Still I had a problem: using the Hahnemuhle-recommended “Museum Rag” setting, the maximum size is 7.5 x 10, which is unacceptable, since I want customers to be able to use pre-cut 8 x 10 mats. I need at least another 1/4″ side to side for a precut to work. But this Rag setting is sure better than the Etching setting, which put even more ridiculous limitations on layout.

In working on this problem, I came up with this forum posting by another frustrated user. According to a responder, the Fine Art paper settings only set paper thickness and have nothing to do with ink or color settings. Their downside is they have the ridiculous and unnecessary margin limitations I noticed. The writer recommended using the “Matte Photo Paper” setting for all matte art paper, and relying on the ICC for ink settings.

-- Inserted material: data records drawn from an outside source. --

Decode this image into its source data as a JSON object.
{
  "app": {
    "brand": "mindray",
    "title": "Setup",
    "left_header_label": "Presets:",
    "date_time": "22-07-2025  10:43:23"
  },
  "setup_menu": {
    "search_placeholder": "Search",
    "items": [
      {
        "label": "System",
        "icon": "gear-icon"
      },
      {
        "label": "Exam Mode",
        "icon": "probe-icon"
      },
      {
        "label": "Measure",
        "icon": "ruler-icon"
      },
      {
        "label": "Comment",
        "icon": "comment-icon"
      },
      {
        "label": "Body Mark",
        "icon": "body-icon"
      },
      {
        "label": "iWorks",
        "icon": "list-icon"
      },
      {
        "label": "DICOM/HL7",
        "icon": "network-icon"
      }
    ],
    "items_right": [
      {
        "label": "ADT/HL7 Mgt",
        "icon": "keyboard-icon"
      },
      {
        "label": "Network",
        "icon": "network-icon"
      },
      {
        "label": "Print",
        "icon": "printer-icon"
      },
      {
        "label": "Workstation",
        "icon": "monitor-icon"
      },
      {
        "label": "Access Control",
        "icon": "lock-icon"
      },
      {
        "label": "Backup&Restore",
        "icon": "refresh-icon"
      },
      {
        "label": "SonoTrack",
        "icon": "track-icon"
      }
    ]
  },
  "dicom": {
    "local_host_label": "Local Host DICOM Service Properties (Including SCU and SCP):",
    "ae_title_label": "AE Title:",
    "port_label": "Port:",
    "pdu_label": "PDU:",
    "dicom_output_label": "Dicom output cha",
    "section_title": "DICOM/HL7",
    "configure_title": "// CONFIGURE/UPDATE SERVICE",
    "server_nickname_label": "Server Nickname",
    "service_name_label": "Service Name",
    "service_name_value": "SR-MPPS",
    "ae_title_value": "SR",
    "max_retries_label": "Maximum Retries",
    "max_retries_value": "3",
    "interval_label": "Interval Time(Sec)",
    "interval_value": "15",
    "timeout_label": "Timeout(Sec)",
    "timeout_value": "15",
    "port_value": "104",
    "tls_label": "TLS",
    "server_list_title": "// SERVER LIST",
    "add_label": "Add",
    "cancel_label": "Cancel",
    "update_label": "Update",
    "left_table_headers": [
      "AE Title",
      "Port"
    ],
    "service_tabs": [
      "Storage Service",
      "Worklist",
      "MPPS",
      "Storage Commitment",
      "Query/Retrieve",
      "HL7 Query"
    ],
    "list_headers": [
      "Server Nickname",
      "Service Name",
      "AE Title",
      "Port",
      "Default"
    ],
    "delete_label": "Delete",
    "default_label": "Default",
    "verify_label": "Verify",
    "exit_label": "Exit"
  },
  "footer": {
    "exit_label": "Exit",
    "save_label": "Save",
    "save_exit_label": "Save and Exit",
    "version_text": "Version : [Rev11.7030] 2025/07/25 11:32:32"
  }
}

I tried this and while I was unable to simply set the image to 8 x 10, I was now able to choose Borderless (in the Canon properties dialog), and on the Page Setup tab there I set Extension to minimum. With my art, this was just big enough to fit in a precut matt; I realize that the problem at this point is that my original is not the same format ratio as 8 x 10 and so making the print any wider will cut off even more top and bottom. So, no longer a printer issue.  If I did want it wider, I could have increased the Extension.

The prints are beautiful now, and while I can see that they are slightly more blue than the original, I’m sure I can fix that, and unless you compare them side by side it is not a problem anyway.  The colors tend towards blue only on the last print, done with the Matte Photo Paper setting, so apparently there is a color effect.  I’ll have to figure that out.

But, success!

Fine Art Printer

McLovin'

I’ve been ruminating for about five months on how to get high quality prints of my artwork at reasonable prices.  After researching local printers, they all want $20-$40 to make an 8 x 10″ print, and they want a week or so to do it.  This does not fit in with my business plan to provide high quality prints with a fast turnaround at a reasonable cost while not carrying an inventory.

I’ve been talking to artists selling prints at craft shows.  Now there’s a marketing idea I’m really not interested in.  After talking to these friendly folks for 10 minutes or so, I got to go home; they were there all day.  Ugh.  Anyway, they all seem to have printing companies such as I had researched do the printing for them, and when I asked about costs they said, yes, they try to order multiple copies to keep down the cost, and they have to give plenty of lead time.

I don’t want to do that.  I figure, why try to guess which of my paintings will resonate with people?  I can offer the broadest range of my work, experiment with new ideas, and eliminate inventory costs if I can just print on demand.  Since printing companies seem unable to do this, I began thinking about buying a pro-level printer.

Heidi

Serendipitously, I was just about to research them when my husband heard that his friend’s friend wanted to sell one, a Canon PIXMA Pro9000 Mark II Inkjet Photo Printer.  I looked it up online and while photographers rave about its photo prints, I was only able to find a few people talking about fine art reproductions.  The friend’s friend kindly let me try it out before buying, especially nice of him since I hadn’t realized it was unopened – the printer went from “new in box” to “one day of heavy use” on my watch.  This heavy item was even delivered – what kind friends my husband has!

I worked on prints of these two paintings today, one a watercolor, the other a pastel, both of which I’ve had trouble printing in the past.  I wasn’t really prepared for the printer and didn’t have the correct paper on hand.  What I did learn is that I was unable to get an acceptable print on any of the papers I usually do my work on, various watercolor and pastel papers; the reds in particular looked ghastly, all blotchy.  I was able to get some very acceptable prints on a few sheets of photo paper I had lying around (looked just like color copy paper); they looked great, but I can’t use thin shiny paper like that for my art prints.

But people say it works on Canon’s fine art paper, which isn’t available locally, so I decided to trust them (and not return a used printer to a friend).  I ordered a pack of Canon’s Museum Etching paper online and paid for the printer.  I’ll let you know what happens.